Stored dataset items
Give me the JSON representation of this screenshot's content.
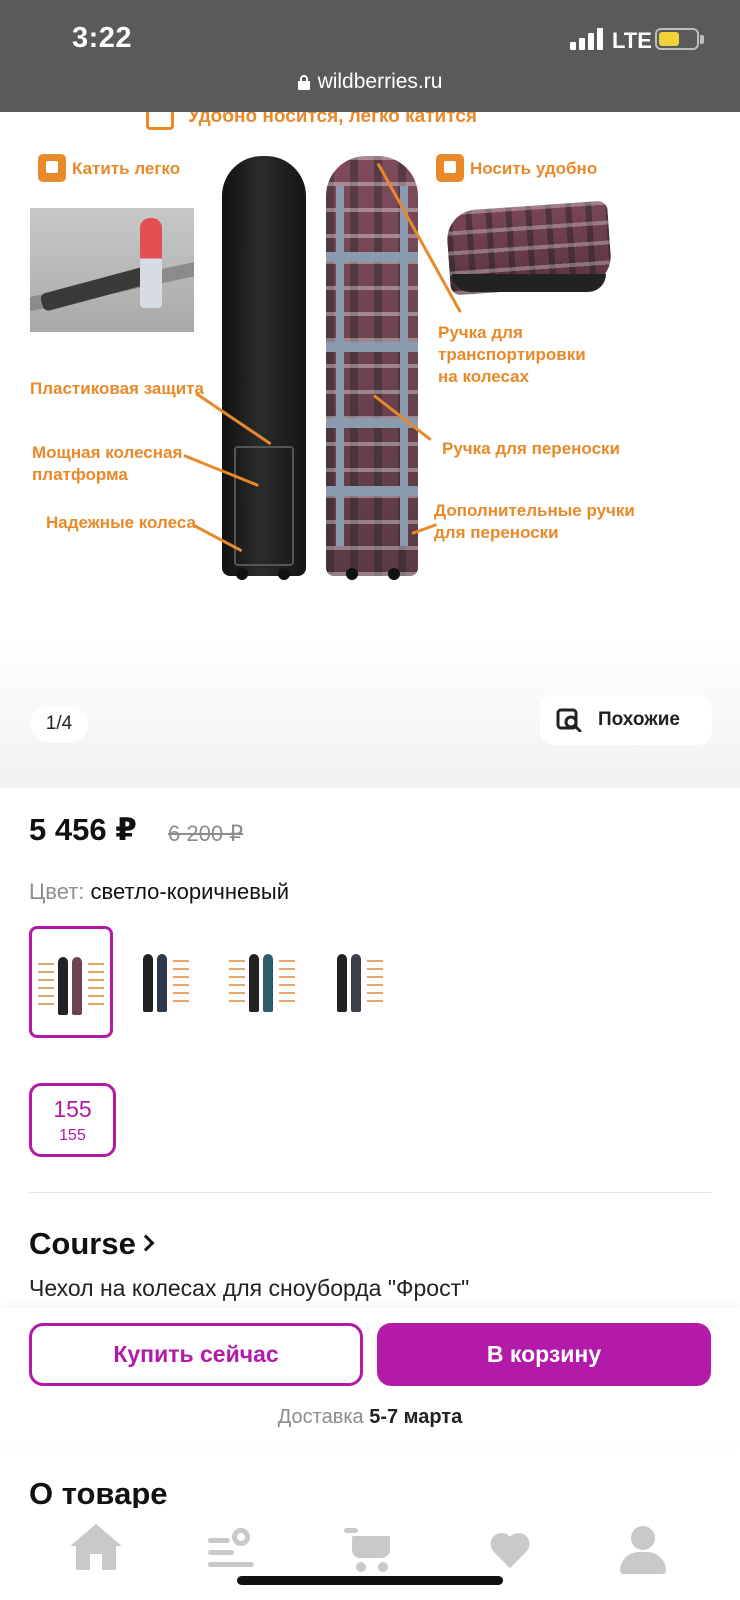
{
  "status_bar": {
    "time": "3:22",
    "network": "LTE",
    "url": "wildberries.ru"
  },
  "gallery": {
    "promo_labels": {
      "title": "Удобно носится, легко катится",
      "roll_easy": "Катить легко",
      "carry_easy": "Носить удобно",
      "plastic_protection": "Пластиковая защита",
      "wheel_platform_1": "Мощная колесная",
      "wheel_platform_2": "платформа",
      "reliable_wheels": "Надежные колеса",
      "transport_handle_1": "Ручка для",
      "transport_handle_2": "транспортировки",
      "transport_handle_3": "на колесах",
      "carry_handle": "Ручка для переноски",
      "extra_handles_1": "Дополнительные ручки",
      "extra_handles_2": "для переноски"
    },
    "pager": "1/4",
    "similar_label": "Похожие"
  },
  "product": {
    "price": "5 456 ₽",
    "old_price": "6 200 ₽",
    "color_label": "Цвет:",
    "color_value": "светло-коричневый",
    "size": "155",
    "size_sub": "155",
    "brand": "Course",
    "name": "Чехол на колесах для сноуборда \"Фрост\""
  },
  "buy_bar": {
    "buy_now": "Купить сейчас",
    "to_cart": "В корзину",
    "delivery_label": "Доставка",
    "delivery_date": "5-7 марта"
  },
  "sections": {
    "about": "О товаре"
  },
  "tabs": [
    {
      "icon": "home-icon"
    },
    {
      "icon": "catalog-search-icon"
    },
    {
      "icon": "cart-icon"
    },
    {
      "icon": "heart-icon"
    },
    {
      "icon": "profile-icon"
    }
  ],
  "colors": {
    "accent": "#b21aa7",
    "promo_orange": "#e8892a",
    "status_bar_bg": "#5a5a5a",
    "muted_text": "#8c8c8c",
    "tab_icon": "#c9c9c9"
  }
}
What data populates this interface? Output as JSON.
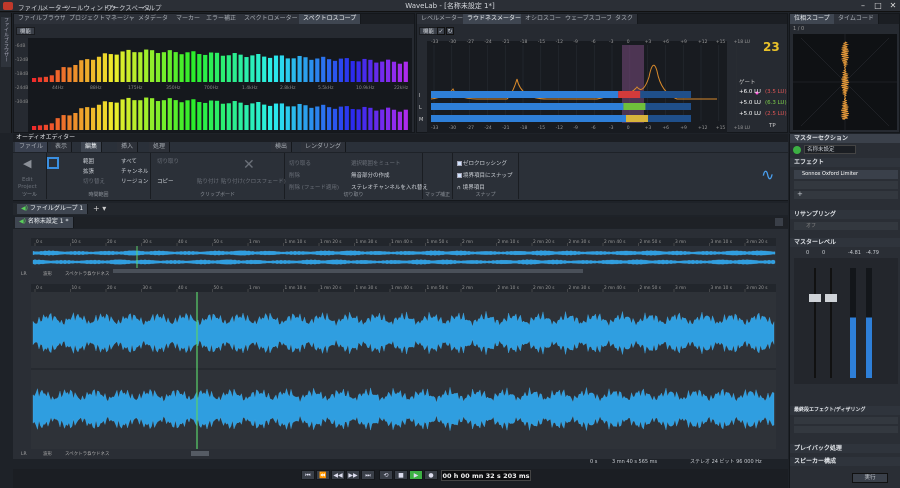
{
  "app": {
    "title": "WaveLab - [名称未設定 1*]"
  },
  "menu": [
    "ファイル",
    "メーター",
    "ツールウィンドウ",
    "ワークスペース",
    "ヘルプ"
  ],
  "side_strip": [
    "ファイルブラウザー"
  ],
  "spectro": {
    "tabs": [
      "ファイルブラウザー",
      "プロジェクトマネージャー",
      "メタデータ",
      "マーカー",
      "エラー補正",
      "スペクトロメーター",
      "スペクトロスコープ"
    ],
    "settings": "機能",
    "db_scale": [
      "-6dB",
      "-12dB",
      "-18dB",
      "-24dB",
      "-30dB"
    ],
    "freqs": [
      "44Hz",
      "88Hz",
      "175Hz",
      "350Hz",
      "700Hz",
      "1.4kHz",
      "2.8kHz",
      "5.5kHz",
      "10.9kHz",
      "22kHz"
    ]
  },
  "loud": {
    "tabs": [
      "レベルメーター",
      "ラウドネスメーター",
      "オシロスコープ",
      "ウェーブスコープ",
      "タスク"
    ],
    "settings": "機能",
    "scale": [
      "-33",
      "-30",
      "-27",
      "-24",
      "-21",
      "-18",
      "-15",
      "-12",
      "-9",
      "-6",
      "-3",
      "0",
      "+3",
      "+6",
      "+9",
      "+12",
      "+15",
      "+18 LU"
    ],
    "gate_label": "ゲート",
    "rows": [
      {
        "name": "I",
        "val1": "+6.0 LU",
        "val2": "(3.5 LU)",
        "color": "#d23b3b"
      },
      {
        "name": "L",
        "val1": "+5.0 LU",
        "val2": "(6.3 LU)",
        "color": "#6fbf3b"
      },
      {
        "name": "M",
        "val1": "+5.0 LU",
        "val2": "(2.5 LU)",
        "color": "#d9b43c"
      }
    ],
    "tp_label": "TP",
    "logo_num": "23"
  },
  "phase": {
    "tabs": [
      "位相スコープ",
      "タイムコード"
    ],
    "lr_label": "L   R",
    "corner": "1 / 0"
  },
  "editor": {
    "title": "オーディオエディター",
    "ribbon_tabs": [
      "ファイル",
      "表示",
      "編集",
      "挿入",
      "処理",
      "検出",
      "レンダリング"
    ],
    "groups": [
      {
        "label": "ツール",
        "items": [
          "Edit",
          "Project"
        ]
      },
      {
        "label": "時間範囲",
        "items": [
          "範囲",
          "拡張",
          "切り替え",
          "すべて",
          "チャンネル",
          "リージョン"
        ]
      },
      {
        "label": "クリップボード",
        "items": [
          "切り取り",
          "コピー",
          "貼り付け",
          "貼り付け(クロスフェード)"
        ]
      },
      {
        "label": "切り取り",
        "items": [
          "切り取る",
          "削除",
          "削除 (フェード適用)",
          "選択範囲をミュート",
          "無音部分の作成",
          "ステレオチャンネルを入れ替え"
        ]
      },
      {
        "label": "マップ補正",
        "items": [
          "ゼロクロッシング",
          "境界項目にスナップ",
          "境界項目"
        ]
      },
      {
        "label": "スナップ",
        "items": []
      }
    ],
    "file_group": "ファイルグループ 1",
    "file_tab": "名称未設定 1 *",
    "overview_ruler": [
      "0 s",
      "10 s",
      "20 s",
      "30 s",
      "40 s",
      "50 s",
      "1 mn",
      "1 mn 10 s",
      "1 mn 20 s",
      "1 mn 30 s",
      "1 mn 40 s",
      "1 mn 50 s",
      "2 mn",
      "2 mn 10 s",
      "2 mn 20 s",
      "2 mn 30 s",
      "2 mn 40 s",
      "2 mn 50 s",
      "3 mn",
      "3 mn 10 s",
      "3 mn 20 s"
    ],
    "main_ruler": [
      "0 s",
      "10 s",
      "20 s",
      "30 s",
      "40 s",
      "50 s",
      "1 mn",
      "1 mn 10 s",
      "1 mn 20 s",
      "1 mn 30 s",
      "1 mn 40 s",
      "1 mn 50 s",
      "2 mn",
      "2 mn 10 s",
      "2 mn 20 s",
      "2 mn 30 s",
      "2 mn 40 s",
      "2 mn 50 s",
      "3 mn",
      "3 mn 10 s",
      "3 mn 20 s"
    ],
    "view_tabs": [
      "LR",
      "波形",
      "スペクトラム",
      "ラウドネス"
    ],
    "status": {
      "pos": "0 s",
      "dur": "3 mn 40 s 565 ms",
      "fmt": "ステレオ 24 ビット 96 000 Hz"
    }
  },
  "transport": {
    "time": "00 h 00 mn 32 s 203 ms"
  },
  "master": {
    "title": "マスターセクション",
    "preset": "名称未設定",
    "effects_label": "エフェクト",
    "plugin": "Sonnox Oxford Limiter",
    "resampling_label": "リサンプリング",
    "resampling_off": "オフ",
    "level_label": "マスターレベル",
    "level_vals": [
      "0",
      "0",
      "-4.81",
      "-4.79"
    ],
    "final_label": "最終段エフェクト/ディザリング",
    "playback_label": "プレイバック処理",
    "speaker_label": "スピーカー構成",
    "render_label": "実行"
  }
}
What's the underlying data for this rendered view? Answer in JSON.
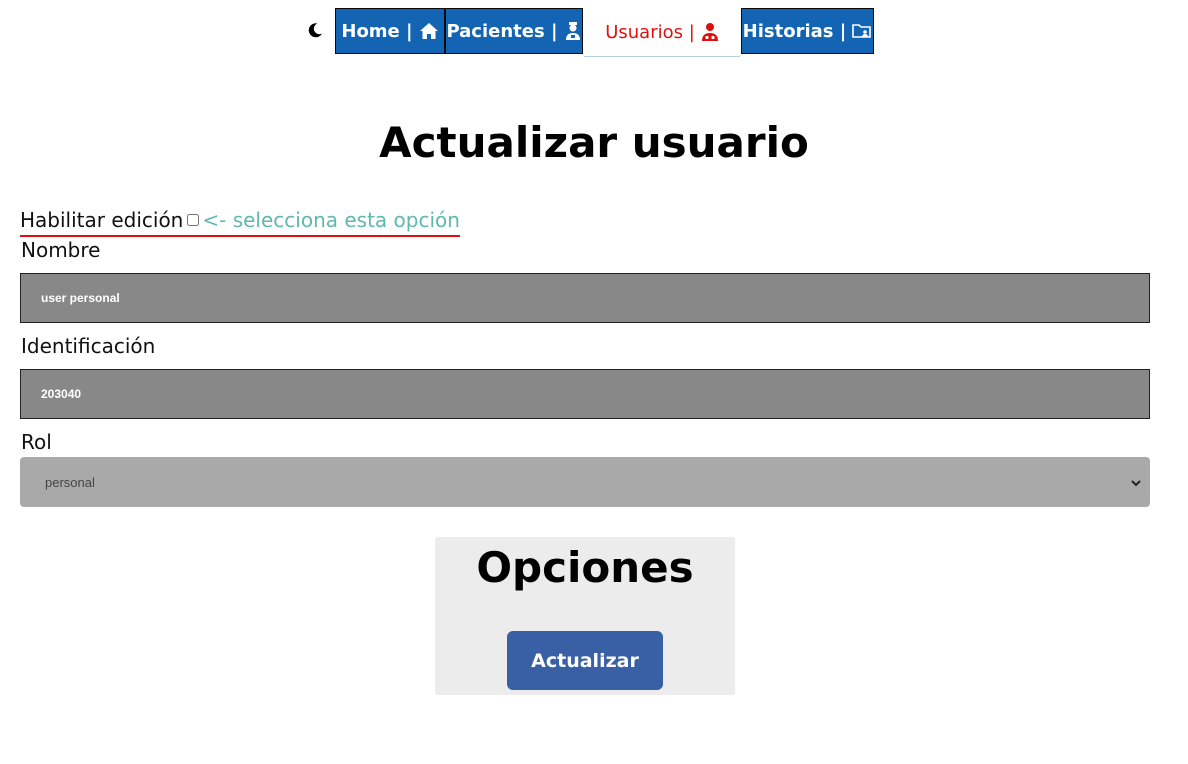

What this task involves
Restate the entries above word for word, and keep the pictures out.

Answer to the problem
Give me the JSON representation of this screenshot's content.
{
  "status_bar": {
    "time": "3:22",
    "network": "LTE",
    "url": "wildberries.ru"
  },
  "gallery": {
    "promo_labels": {
      "title": "Удобно носится, легко катится",
      "roll_easy": "Катить легко",
      "carry_easy": "Носить удобно",
      "plastic_protection": "Пластиковая защита",
      "wheel_platform_1": "Мощная колесная",
      "wheel_platform_2": "платформа",
      "reliable_wheels": "Надежные колеса",
      "transport_handle_1": "Ручка для",
      "transport_handle_2": "транспортировки",
      "transport_handle_3": "на колесах",
      "carry_handle": "Ручка для переноски",
      "extra_handles_1": "Дополнительные ручки",
      "extra_handles_2": "для переноски"
    },
    "pager": "1/4",
    "similar_label": "Похожие"
  },
  "product": {
    "price": "5 456 ₽",
    "old_price": "6 200 ₽",
    "color_label": "Цвет:",
    "color_value": "светло-коричневый",
    "size": "155",
    "size_sub": "155",
    "brand": "Course",
    "name": "Чехол на колесах для сноуборда \"Фрост\""
  },
  "buy_bar": {
    "buy_now": "Купить сейчас",
    "to_cart": "В корзину",
    "delivery_label": "Доставка",
    "delivery_date": "5-7 марта"
  },
  "sections": {
    "about": "О товаре"
  },
  "tabs": [
    {
      "icon": "home-icon"
    },
    {
      "icon": "catalog-search-icon"
    },
    {
      "icon": "cart-icon"
    },
    {
      "icon": "heart-icon"
    },
    {
      "icon": "profile-icon"
    }
  ],
  "colors": {
    "accent": "#b21aa7",
    "promo_orange": "#e8892a",
    "status_bar_bg": "#5a5a5a",
    "muted_text": "#8c8c8c",
    "tab_icon": "#c9c9c9"
  }
}
What data populates this interface? Output as JSON.
{
  "app": {
    "title": "WaveLab - [名称未設定 1*]"
  },
  "menu": [
    "ファイル",
    "メーター",
    "ツールウィンドウ",
    "ワークスペース",
    "ヘルプ"
  ],
  "side_strip": [
    "ファイルブラウザー"
  ],
  "spectro": {
    "tabs": [
      "ファイルブラウザー",
      "プロジェクトマネージャー",
      "メタデータ",
      "マーカー",
      "エラー補正",
      "スペクトロメーター",
      "スペクトロスコープ"
    ],
    "settings": "機能",
    "db_scale": [
      "-6dB",
      "-12dB",
      "-18dB",
      "-24dB",
      "-30dB"
    ],
    "freqs": [
      "44Hz",
      "88Hz",
      "175Hz",
      "350Hz",
      "700Hz",
      "1.4kHz",
      "2.8kHz",
      "5.5kHz",
      "10.9kHz",
      "22kHz"
    ]
  },
  "loud": {
    "tabs": [
      "レベルメーター",
      "ラウドネスメーター",
      "オシロスコープ",
      "ウェーブスコープ",
      "タスク"
    ],
    "settings": "機能",
    "scale": [
      "-33",
      "-30",
      "-27",
      "-24",
      "-21",
      "-18",
      "-15",
      "-12",
      "-9",
      "-6",
      "-3",
      "0",
      "+3",
      "+6",
      "+9",
      "+12",
      "+15",
      "+18 LU"
    ],
    "gate_label": "ゲート",
    "rows": [
      {
        "name": "I",
        "val1": "+6.0 LU",
        "val2": "(3.5 LU)",
        "color": "#d23b3b"
      },
      {
        "name": "L",
        "val1": "+5.0 LU",
        "val2": "(6.3 LU)",
        "color": "#6fbf3b"
      },
      {
        "name": "M",
        "val1": "+5.0 LU",
        "val2": "(2.5 LU)",
        "color": "#d9b43c"
      }
    ],
    "tp_label": "TP",
    "logo_num": "23"
  },
  "phase": {
    "tabs": [
      "位相スコープ",
      "タイムコード"
    ],
    "lr_label": "L   R",
    "corner": "1 / 0"
  },
  "editor": {
    "title": "オーディオエディター",
    "ribbon_tabs": [
      "ファイル",
      "表示",
      "編集",
      "挿入",
      "処理",
      "検出",
      "レンダリング"
    ],
    "groups": [
      {
        "label": "ツール",
        "items": [
          "Edit",
          "Project"
        ]
      },
      {
        "label": "時間範囲",
        "items": [
          "範囲",
          "拡張",
          "切り替え",
          "すべて",
          "チャンネル",
          "リージョン"
        ]
      },
      {
        "label": "クリップボード",
        "items": [
          "切り取り",
          "コピー",
          "貼り付け",
          "貼り付け(クロスフェード)"
        ]
      },
      {
        "label": "切り取り",
        "items": [
          "切り取る",
          "削除",
          "削除 (フェード適用)",
          "選択範囲をミュート",
          "無音部分の作成",
          "ステレオチャンネルを入れ替え"
        ]
      },
      {
        "label": "マップ補正",
        "items": [
          "ゼロクロッシング",
          "境界項目にスナップ",
          "境界項目"
        ]
      },
      {
        "label": "スナップ",
        "items": []
      }
    ],
    "file_group": "ファイルグループ 1",
    "file_tab": "名称未設定 1 *",
    "overview_ruler": [
      "0 s",
      "10 s",
      "20 s",
      "30 s",
      "40 s",
      "50 s",
      "1 mn",
      "1 mn 10 s",
      "1 mn 20 s",
      "1 mn 30 s",
      "1 mn 40 s",
      "1 mn 50 s",
      "2 mn",
      "2 mn 10 s",
      "2 mn 20 s",
      "2 mn 30 s",
      "2 mn 40 s",
      "2 mn 50 s",
      "3 mn",
      "3 mn 10 s",
      "3 mn 20 s"
    ],
    "main_ruler": [
      "0 s",
      "10 s",
      "20 s",
      "30 s",
      "40 s",
      "50 s",
      "1 mn",
      "1 mn 10 s",
      "1 mn 20 s",
      "1 mn 30 s",
      "1 mn 40 s",
      "1 mn 50 s",
      "2 mn",
      "2 mn 10 s",
      "2 mn 20 s",
      "2 mn 30 s",
      "2 mn 40 s",
      "2 mn 50 s",
      "3 mn",
      "3 mn 10 s",
      "3 mn 20 s"
    ],
    "view_tabs": [
      "LR",
      "波形",
      "スペクトラム",
      "ラウドネス"
    ],
    "status": {
      "pos": "0 s",
      "dur": "3 mn 40 s 565 ms",
      "fmt": "ステレオ 24 ビット 96 000 Hz"
    }
  },
  "transport": {
    "time": "00 h 00 mn 32 s 203 ms"
  },
  "master": {
    "title": "マスターセクション",
    "preset": "名称未設定",
    "effects_label": "エフェクト",
    "plugin": "Sonnox Oxford Limiter",
    "resampling_label": "リサンプリング",
    "resampling_off": "オフ",
    "level_label": "マスターレベル",
    "level_vals": [
      "0",
      "0",
      "-4.81",
      "-4.79"
    ],
    "final_label": "最終段エフェクト/ディザリング",
    "playback_label": "プレイバック処理",
    "speaker_label": "スピーカー構成",
    "render_label": "実行"
  }
}
What's the underlying data for this rendered view? Answer in JSON.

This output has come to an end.